Below is a listing to repeat exactly, with its pictures left out.

^^^^^^^^

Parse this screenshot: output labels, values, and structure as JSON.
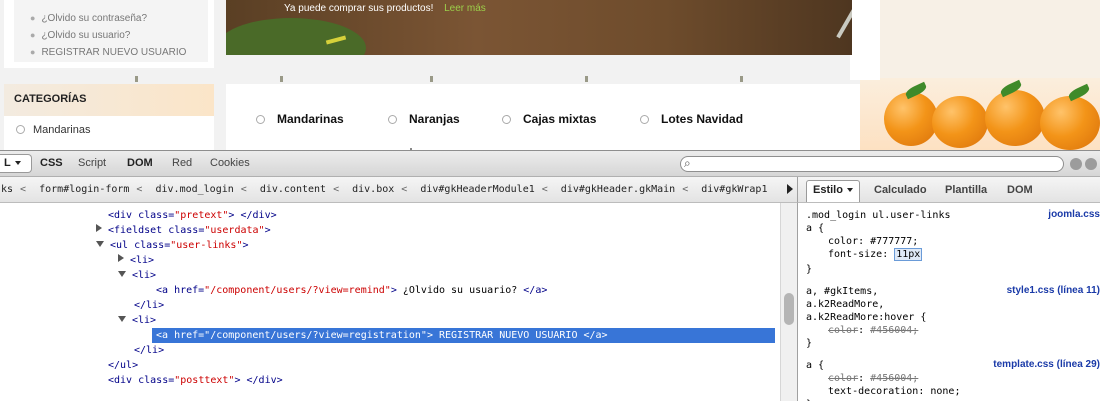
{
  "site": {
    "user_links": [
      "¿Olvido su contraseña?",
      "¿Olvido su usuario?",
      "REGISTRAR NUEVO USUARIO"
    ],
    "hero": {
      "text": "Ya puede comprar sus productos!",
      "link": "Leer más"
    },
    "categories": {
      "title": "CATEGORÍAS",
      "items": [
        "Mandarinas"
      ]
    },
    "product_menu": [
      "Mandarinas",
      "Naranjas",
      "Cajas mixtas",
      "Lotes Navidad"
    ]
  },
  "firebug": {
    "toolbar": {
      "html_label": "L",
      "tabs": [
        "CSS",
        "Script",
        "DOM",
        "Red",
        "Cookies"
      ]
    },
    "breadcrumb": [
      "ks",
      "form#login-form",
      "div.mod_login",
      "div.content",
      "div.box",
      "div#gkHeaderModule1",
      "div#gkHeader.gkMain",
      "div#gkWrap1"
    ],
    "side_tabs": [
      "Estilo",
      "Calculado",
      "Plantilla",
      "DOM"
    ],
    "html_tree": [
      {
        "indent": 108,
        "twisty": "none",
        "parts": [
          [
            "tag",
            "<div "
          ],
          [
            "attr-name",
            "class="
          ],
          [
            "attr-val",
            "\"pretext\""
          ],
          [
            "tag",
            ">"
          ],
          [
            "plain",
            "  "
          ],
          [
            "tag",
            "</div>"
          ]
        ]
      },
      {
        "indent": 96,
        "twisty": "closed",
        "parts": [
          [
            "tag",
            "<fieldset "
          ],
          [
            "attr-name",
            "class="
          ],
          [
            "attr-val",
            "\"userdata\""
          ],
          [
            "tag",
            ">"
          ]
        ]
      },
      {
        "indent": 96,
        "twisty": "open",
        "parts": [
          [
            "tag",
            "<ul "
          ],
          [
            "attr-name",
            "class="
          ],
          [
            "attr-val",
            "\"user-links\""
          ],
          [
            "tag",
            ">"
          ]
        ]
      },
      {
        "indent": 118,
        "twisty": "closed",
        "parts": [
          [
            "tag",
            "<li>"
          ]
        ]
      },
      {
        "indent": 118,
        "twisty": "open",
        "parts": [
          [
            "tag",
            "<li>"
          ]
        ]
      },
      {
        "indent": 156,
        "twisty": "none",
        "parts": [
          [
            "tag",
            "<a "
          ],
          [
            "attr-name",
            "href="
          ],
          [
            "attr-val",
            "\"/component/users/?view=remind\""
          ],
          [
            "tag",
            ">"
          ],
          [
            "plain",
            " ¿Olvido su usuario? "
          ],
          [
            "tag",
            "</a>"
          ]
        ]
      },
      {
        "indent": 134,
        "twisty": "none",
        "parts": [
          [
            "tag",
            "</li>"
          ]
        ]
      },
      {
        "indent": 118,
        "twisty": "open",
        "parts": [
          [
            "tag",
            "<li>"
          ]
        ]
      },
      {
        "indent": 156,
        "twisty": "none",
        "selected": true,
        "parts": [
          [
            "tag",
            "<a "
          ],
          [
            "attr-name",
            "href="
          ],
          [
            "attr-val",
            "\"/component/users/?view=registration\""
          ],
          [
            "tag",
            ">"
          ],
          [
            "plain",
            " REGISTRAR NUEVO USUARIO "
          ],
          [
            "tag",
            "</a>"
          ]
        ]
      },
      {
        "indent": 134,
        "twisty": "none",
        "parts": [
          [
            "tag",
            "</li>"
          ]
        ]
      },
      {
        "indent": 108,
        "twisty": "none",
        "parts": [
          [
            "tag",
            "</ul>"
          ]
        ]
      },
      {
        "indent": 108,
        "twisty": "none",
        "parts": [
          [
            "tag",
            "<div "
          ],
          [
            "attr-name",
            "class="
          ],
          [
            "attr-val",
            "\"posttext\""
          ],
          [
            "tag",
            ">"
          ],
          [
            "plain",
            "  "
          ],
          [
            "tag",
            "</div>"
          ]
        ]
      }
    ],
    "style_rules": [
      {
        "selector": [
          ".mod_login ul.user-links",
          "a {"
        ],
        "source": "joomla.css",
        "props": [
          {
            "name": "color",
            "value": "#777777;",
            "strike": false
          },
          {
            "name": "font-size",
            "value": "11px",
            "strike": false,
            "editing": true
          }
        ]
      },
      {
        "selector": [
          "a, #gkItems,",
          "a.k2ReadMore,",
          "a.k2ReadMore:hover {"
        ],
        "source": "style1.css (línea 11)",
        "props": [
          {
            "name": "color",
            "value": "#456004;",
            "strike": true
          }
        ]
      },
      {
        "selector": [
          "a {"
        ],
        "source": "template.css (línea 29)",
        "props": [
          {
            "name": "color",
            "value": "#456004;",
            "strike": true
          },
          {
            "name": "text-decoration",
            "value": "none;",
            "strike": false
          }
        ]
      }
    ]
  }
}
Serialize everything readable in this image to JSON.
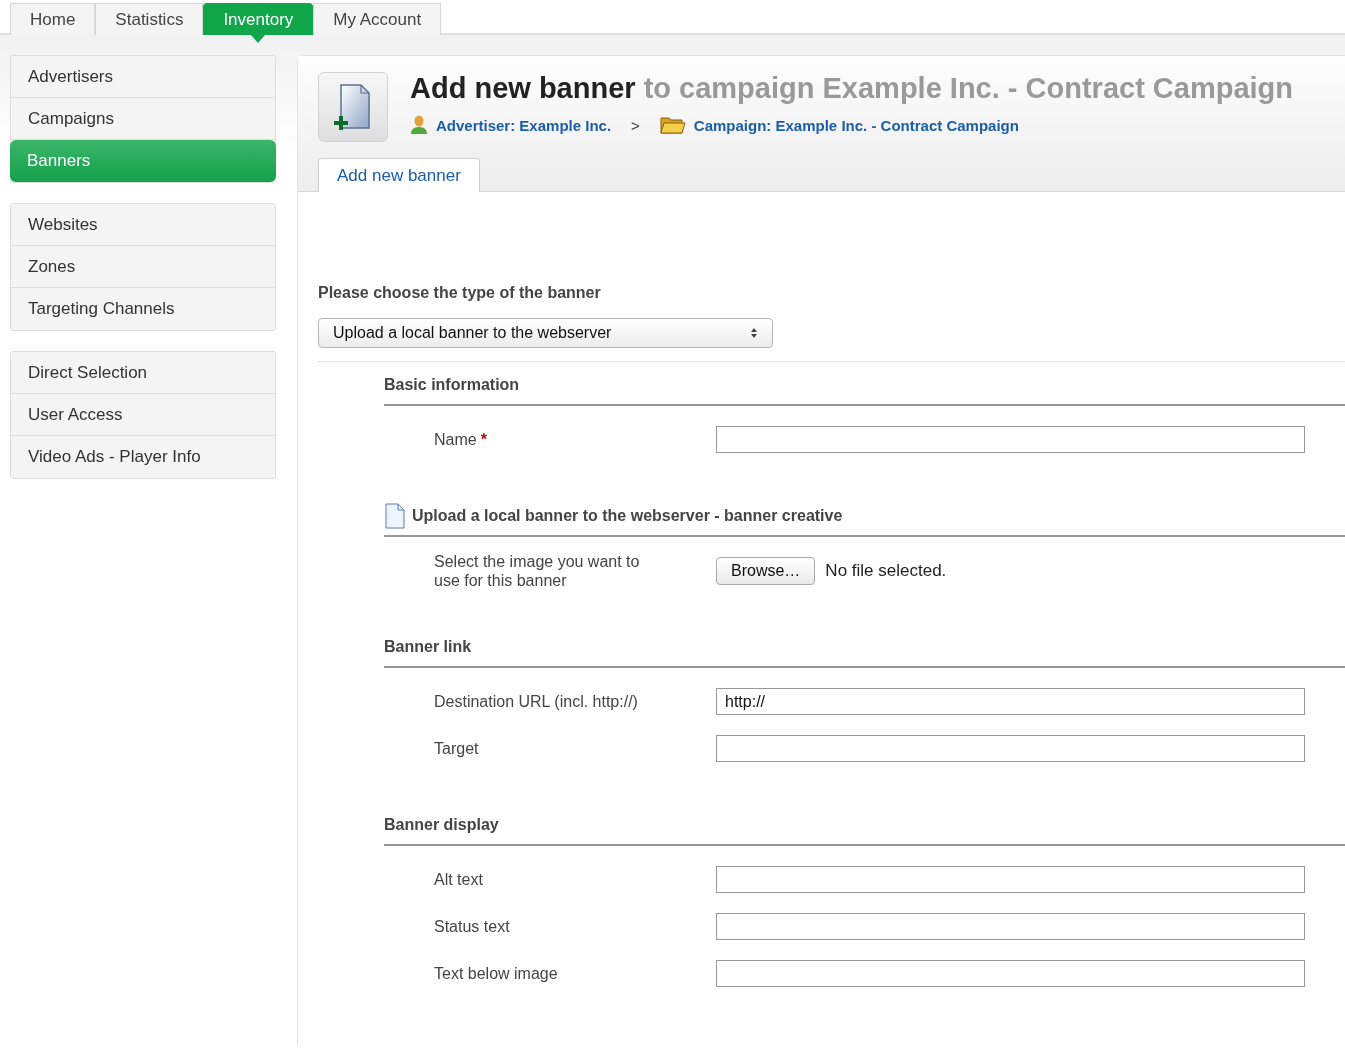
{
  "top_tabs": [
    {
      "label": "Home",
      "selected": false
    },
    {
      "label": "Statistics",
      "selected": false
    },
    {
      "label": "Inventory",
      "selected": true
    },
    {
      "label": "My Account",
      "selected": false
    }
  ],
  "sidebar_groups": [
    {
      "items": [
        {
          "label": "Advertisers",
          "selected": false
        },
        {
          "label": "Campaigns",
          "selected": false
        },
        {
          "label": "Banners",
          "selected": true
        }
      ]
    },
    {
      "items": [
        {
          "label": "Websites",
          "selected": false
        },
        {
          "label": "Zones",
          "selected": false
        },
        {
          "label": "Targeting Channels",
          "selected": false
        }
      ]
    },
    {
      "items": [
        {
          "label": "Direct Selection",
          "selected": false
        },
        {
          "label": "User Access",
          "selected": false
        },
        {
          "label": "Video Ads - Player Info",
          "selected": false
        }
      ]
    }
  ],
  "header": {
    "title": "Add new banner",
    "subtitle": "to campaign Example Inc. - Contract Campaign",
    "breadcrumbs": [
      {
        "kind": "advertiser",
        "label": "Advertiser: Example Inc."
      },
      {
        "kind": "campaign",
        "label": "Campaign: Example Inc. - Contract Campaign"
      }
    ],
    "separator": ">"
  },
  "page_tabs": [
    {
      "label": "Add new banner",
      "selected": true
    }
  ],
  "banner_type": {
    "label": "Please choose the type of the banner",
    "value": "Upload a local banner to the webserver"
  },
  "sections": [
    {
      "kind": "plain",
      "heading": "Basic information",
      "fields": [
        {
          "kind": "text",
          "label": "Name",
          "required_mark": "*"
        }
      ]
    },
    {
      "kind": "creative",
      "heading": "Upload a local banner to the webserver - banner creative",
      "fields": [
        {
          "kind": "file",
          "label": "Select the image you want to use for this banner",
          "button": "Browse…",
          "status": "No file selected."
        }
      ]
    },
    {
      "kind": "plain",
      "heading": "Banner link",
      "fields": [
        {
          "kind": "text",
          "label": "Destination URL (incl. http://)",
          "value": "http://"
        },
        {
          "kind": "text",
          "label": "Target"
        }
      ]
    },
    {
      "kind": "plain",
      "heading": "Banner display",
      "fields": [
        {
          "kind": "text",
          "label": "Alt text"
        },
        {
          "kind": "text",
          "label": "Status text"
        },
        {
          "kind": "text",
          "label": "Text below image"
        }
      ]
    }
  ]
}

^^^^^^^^

Final answer —
Parse this screenshot: output labels, values, and structure as JSON.
{
  "site": {
    "user_links": [
      "¿Olvido su contraseña?",
      "¿Olvido su usuario?",
      "REGISTRAR NUEVO USUARIO"
    ],
    "hero": {
      "text": "Ya puede comprar sus productos!",
      "link": "Leer más"
    },
    "categories": {
      "title": "CATEGORÍAS",
      "items": [
        "Mandarinas"
      ]
    },
    "product_menu": [
      "Mandarinas",
      "Naranjas",
      "Cajas mixtas",
      "Lotes Navidad"
    ]
  },
  "firebug": {
    "toolbar": {
      "html_label": "L",
      "tabs": [
        "CSS",
        "Script",
        "DOM",
        "Red",
        "Cookies"
      ]
    },
    "breadcrumb": [
      "ks",
      "form#login-form",
      "div.mod_login",
      "div.content",
      "div.box",
      "div#gkHeaderModule1",
      "div#gkHeader.gkMain",
      "div#gkWrap1"
    ],
    "side_tabs": [
      "Estilo",
      "Calculado",
      "Plantilla",
      "DOM"
    ],
    "html_tree": [
      {
        "indent": 108,
        "twisty": "none",
        "parts": [
          [
            "tag",
            "<div "
          ],
          [
            "attr-name",
            "class="
          ],
          [
            "attr-val",
            "\"pretext\""
          ],
          [
            "tag",
            ">"
          ],
          [
            "plain",
            "  "
          ],
          [
            "tag",
            "</div>"
          ]
        ]
      },
      {
        "indent": 96,
        "twisty": "closed",
        "parts": [
          [
            "tag",
            "<fieldset "
          ],
          [
            "attr-name",
            "class="
          ],
          [
            "attr-val",
            "\"userdata\""
          ],
          [
            "tag",
            ">"
          ]
        ]
      },
      {
        "indent": 96,
        "twisty": "open",
        "parts": [
          [
            "tag",
            "<ul "
          ],
          [
            "attr-name",
            "class="
          ],
          [
            "attr-val",
            "\"user-links\""
          ],
          [
            "tag",
            ">"
          ]
        ]
      },
      {
        "indent": 118,
        "twisty": "closed",
        "parts": [
          [
            "tag",
            "<li>"
          ]
        ]
      },
      {
        "indent": 118,
        "twisty": "open",
        "parts": [
          [
            "tag",
            "<li>"
          ]
        ]
      },
      {
        "indent": 156,
        "twisty": "none",
        "parts": [
          [
            "tag",
            "<a "
          ],
          [
            "attr-name",
            "href="
          ],
          [
            "attr-val",
            "\"/component/users/?view=remind\""
          ],
          [
            "tag",
            ">"
          ],
          [
            "plain",
            " ¿Olvido su usuario? "
          ],
          [
            "tag",
            "</a>"
          ]
        ]
      },
      {
        "indent": 134,
        "twisty": "none",
        "parts": [
          [
            "tag",
            "</li>"
          ]
        ]
      },
      {
        "indent": 118,
        "twisty": "open",
        "parts": [
          [
            "tag",
            "<li>"
          ]
        ]
      },
      {
        "indent": 156,
        "twisty": "none",
        "selected": true,
        "parts": [
          [
            "tag",
            "<a "
          ],
          [
            "attr-name",
            "href="
          ],
          [
            "attr-val",
            "\"/component/users/?view=registration\""
          ],
          [
            "tag",
            ">"
          ],
          [
            "plain",
            " REGISTRAR NUEVO USUARIO "
          ],
          [
            "tag",
            "</a>"
          ]
        ]
      },
      {
        "indent": 134,
        "twisty": "none",
        "parts": [
          [
            "tag",
            "</li>"
          ]
        ]
      },
      {
        "indent": 108,
        "twisty": "none",
        "parts": [
          [
            "tag",
            "</ul>"
          ]
        ]
      },
      {
        "indent": 108,
        "twisty": "none",
        "parts": [
          [
            "tag",
            "<div "
          ],
          [
            "attr-name",
            "class="
          ],
          [
            "attr-val",
            "\"posttext\""
          ],
          [
            "tag",
            ">"
          ],
          [
            "plain",
            "  "
          ],
          [
            "tag",
            "</div>"
          ]
        ]
      }
    ],
    "style_rules": [
      {
        "selector": [
          ".mod_login ul.user-links",
          "a {"
        ],
        "source": "joomla.css",
        "props": [
          {
            "name": "color",
            "value": "#777777;",
            "strike": false
          },
          {
            "name": "font-size",
            "value": "11px",
            "strike": false,
            "editing": true
          }
        ]
      },
      {
        "selector": [
          "a, #gkItems,",
          "a.k2ReadMore,",
          "a.k2ReadMore:hover {"
        ],
        "source": "style1.css (línea 11)",
        "props": [
          {
            "name": "color",
            "value": "#456004;",
            "strike": true
          }
        ]
      },
      {
        "selector": [
          "a {"
        ],
        "source": "template.css (línea 29)",
        "props": [
          {
            "name": "color",
            "value": "#456004;",
            "strike": true
          },
          {
            "name": "text-decoration",
            "value": "none;",
            "strike": false
          }
        ]
      }
    ]
  }
}
Serialize everything readable in this image to JSON.
{
  "top_tabs": [
    {
      "label": "Home",
      "selected": false
    },
    {
      "label": "Statistics",
      "selected": false
    },
    {
      "label": "Inventory",
      "selected": true
    },
    {
      "label": "My Account",
      "selected": false
    }
  ],
  "sidebar_groups": [
    {
      "items": [
        {
          "label": "Advertisers",
          "selected": false
        },
        {
          "label": "Campaigns",
          "selected": false
        },
        {
          "label": "Banners",
          "selected": true
        }
      ]
    },
    {
      "items": [
        {
          "label": "Websites",
          "selected": false
        },
        {
          "label": "Zones",
          "selected": false
        },
        {
          "label": "Targeting Channels",
          "selected": false
        }
      ]
    },
    {
      "items": [
        {
          "label": "Direct Selection",
          "selected": false
        },
        {
          "label": "User Access",
          "selected": false
        },
        {
          "label": "Video Ads - Player Info",
          "selected": false
        }
      ]
    }
  ],
  "header": {
    "title": "Add new banner",
    "subtitle": "to campaign Example Inc. - Contract Campaign",
    "breadcrumbs": [
      {
        "kind": "advertiser",
        "label": "Advertiser: Example Inc."
      },
      {
        "kind": "campaign",
        "label": "Campaign: Example Inc. - Contract Campaign"
      }
    ],
    "separator": ">"
  },
  "page_tabs": [
    {
      "label": "Add new banner",
      "selected": true
    }
  ],
  "banner_type": {
    "label": "Please choose the type of the banner",
    "value": "Upload a local banner to the webserver"
  },
  "sections": [
    {
      "kind": "plain",
      "heading": "Basic information",
      "fields": [
        {
          "kind": "text",
          "label": "Name",
          "required_mark": "*"
        }
      ]
    },
    {
      "kind": "creative",
      "heading": "Upload a local banner to the webserver - banner creative",
      "fields": [
        {
          "kind": "file",
          "label": "Select the image you want to use for this banner",
          "button": "Browse…",
          "status": "No file selected."
        }
      ]
    },
    {
      "kind": "plain",
      "heading": "Banner link",
      "fields": [
        {
          "kind": "text",
          "label": "Destination URL (incl. http://)",
          "value": "http://"
        },
        {
          "kind": "text",
          "label": "Target"
        }
      ]
    },
    {
      "kind": "plain",
      "heading": "Banner display",
      "fields": [
        {
          "kind": "text",
          "label": "Alt text"
        },
        {
          "kind": "text",
          "label": "Status text"
        },
        {
          "kind": "text",
          "label": "Text below image"
        }
      ]
    }
  ]
}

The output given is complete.